*** DATA FOR THE TASK Section Begins ***
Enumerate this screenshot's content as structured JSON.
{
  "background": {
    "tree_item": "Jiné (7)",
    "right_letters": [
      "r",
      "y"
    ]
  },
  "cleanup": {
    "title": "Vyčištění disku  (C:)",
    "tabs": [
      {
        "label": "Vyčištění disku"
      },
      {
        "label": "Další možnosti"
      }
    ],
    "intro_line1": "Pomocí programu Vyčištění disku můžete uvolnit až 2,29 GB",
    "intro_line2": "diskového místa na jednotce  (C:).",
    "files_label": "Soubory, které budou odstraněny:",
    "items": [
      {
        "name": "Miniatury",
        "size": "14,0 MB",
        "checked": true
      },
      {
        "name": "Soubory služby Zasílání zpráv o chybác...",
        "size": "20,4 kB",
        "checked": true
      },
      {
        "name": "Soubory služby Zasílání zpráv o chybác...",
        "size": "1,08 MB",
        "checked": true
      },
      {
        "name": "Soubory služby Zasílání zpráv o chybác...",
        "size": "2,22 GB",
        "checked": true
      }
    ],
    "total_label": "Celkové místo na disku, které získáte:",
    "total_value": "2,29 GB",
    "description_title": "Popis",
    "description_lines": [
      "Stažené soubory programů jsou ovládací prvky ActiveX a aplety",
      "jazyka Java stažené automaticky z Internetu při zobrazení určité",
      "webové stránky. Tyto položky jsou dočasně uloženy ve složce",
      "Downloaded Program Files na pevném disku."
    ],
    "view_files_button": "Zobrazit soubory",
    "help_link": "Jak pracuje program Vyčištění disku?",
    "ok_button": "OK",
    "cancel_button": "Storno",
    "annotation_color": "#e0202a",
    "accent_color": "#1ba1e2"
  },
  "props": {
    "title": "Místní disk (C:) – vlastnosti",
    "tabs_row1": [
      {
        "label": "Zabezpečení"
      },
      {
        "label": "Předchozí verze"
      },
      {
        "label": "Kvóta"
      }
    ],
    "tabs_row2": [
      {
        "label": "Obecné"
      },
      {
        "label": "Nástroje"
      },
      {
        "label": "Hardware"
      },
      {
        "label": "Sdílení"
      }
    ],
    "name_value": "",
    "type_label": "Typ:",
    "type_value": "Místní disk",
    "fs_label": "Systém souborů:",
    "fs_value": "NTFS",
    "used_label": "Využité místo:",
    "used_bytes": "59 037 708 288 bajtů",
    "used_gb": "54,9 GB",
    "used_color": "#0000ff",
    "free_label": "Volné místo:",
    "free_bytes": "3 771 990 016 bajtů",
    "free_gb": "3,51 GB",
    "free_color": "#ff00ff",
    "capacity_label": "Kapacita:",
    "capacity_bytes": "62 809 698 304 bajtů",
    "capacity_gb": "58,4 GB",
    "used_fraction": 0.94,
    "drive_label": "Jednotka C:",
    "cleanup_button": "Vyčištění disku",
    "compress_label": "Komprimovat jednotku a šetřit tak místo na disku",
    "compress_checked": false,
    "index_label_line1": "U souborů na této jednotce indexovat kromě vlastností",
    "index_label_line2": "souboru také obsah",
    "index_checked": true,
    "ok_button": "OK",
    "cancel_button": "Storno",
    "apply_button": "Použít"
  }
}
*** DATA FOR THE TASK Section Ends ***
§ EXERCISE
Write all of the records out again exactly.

§ EXERCISE RESPONSE
Enumerate this screenshot's content as structured JSON.
{
  "background": {
    "tree_item": "Jiné (7)",
    "right_letters": [
      "r",
      "y"
    ]
  },
  "cleanup": {
    "title": "Vyčištění disku  (C:)",
    "tabs": [
      {
        "label": "Vyčištění disku"
      },
      {
        "label": "Další možnosti"
      }
    ],
    "intro_line1": "Pomocí programu Vyčištění disku můžete uvolnit až 2,29 GB",
    "intro_line2": "diskového místa na jednotce  (C:).",
    "files_label": "Soubory, které budou odstraněny:",
    "items": [
      {
        "name": "Miniatury",
        "size": "14,0 MB",
        "checked": true
      },
      {
        "name": "Soubory služby Zasílání zpráv o chybác...",
        "size": "20,4 kB",
        "checked": true
      },
      {
        "name": "Soubory služby Zasílání zpráv o chybác...",
        "size": "1,08 MB",
        "checked": true
      },
      {
        "name": "Soubory služby Zasílání zpráv o chybác...",
        "size": "2,22 GB",
        "checked": true
      }
    ],
    "total_label": "Celkové místo na disku, které získáte:",
    "total_value": "2,29 GB",
    "description_title": "Popis",
    "description_lines": [
      "Stažené soubory programů jsou ovládací prvky ActiveX a aplety",
      "jazyka Java stažené automaticky z Internetu při zobrazení určité",
      "webové stránky. Tyto položky jsou dočasně uloženy ve složce",
      "Downloaded Program Files na pevném disku."
    ],
    "view_files_button": "Zobrazit soubory",
    "help_link": "Jak pracuje program Vyčištění disku?",
    "ok_button": "OK",
    "cancel_button": "Storno",
    "annotation_color": "#e0202a",
    "accent_color": "#1ba1e2"
  },
  "props": {
    "title": "Místní disk (C:) – vlastnosti",
    "tabs_row1": [
      {
        "label": "Zabezpečení"
      },
      {
        "label": "Předchozí verze"
      },
      {
        "label": "Kvóta"
      }
    ],
    "tabs_row2": [
      {
        "label": "Obecné"
      },
      {
        "label": "Nástroje"
      },
      {
        "label": "Hardware"
      },
      {
        "label": "Sdílení"
      }
    ],
    "name_value": "",
    "type_label": "Typ:",
    "type_value": "Místní disk",
    "fs_label": "Systém souborů:",
    "fs_value": "NTFS",
    "used_label": "Využité místo:",
    "used_bytes": "59 037 708 288 bajtů",
    "used_gb": "54,9 GB",
    "used_color": "#0000ff",
    "free_label": "Volné místo:",
    "free_bytes": "3 771 990 016 bajtů",
    "free_gb": "3,51 GB",
    "free_color": "#ff00ff",
    "capacity_label": "Kapacita:",
    "capacity_bytes": "62 809 698 304 bajtů",
    "capacity_gb": "58,4 GB",
    "used_fraction": 0.94,
    "drive_label": "Jednotka C:",
    "cleanup_button": "Vyčištění disku",
    "compress_label": "Komprimovat jednotku a šetřit tak místo na disku",
    "compress_checked": false,
    "index_label_line1": "U souborů na této jednotce indexovat kromě vlastností",
    "index_label_line2": "souboru také obsah",
    "index_checked": true,
    "ok_button": "OK",
    "cancel_button": "Storno",
    "apply_button": "Použít"
  }
}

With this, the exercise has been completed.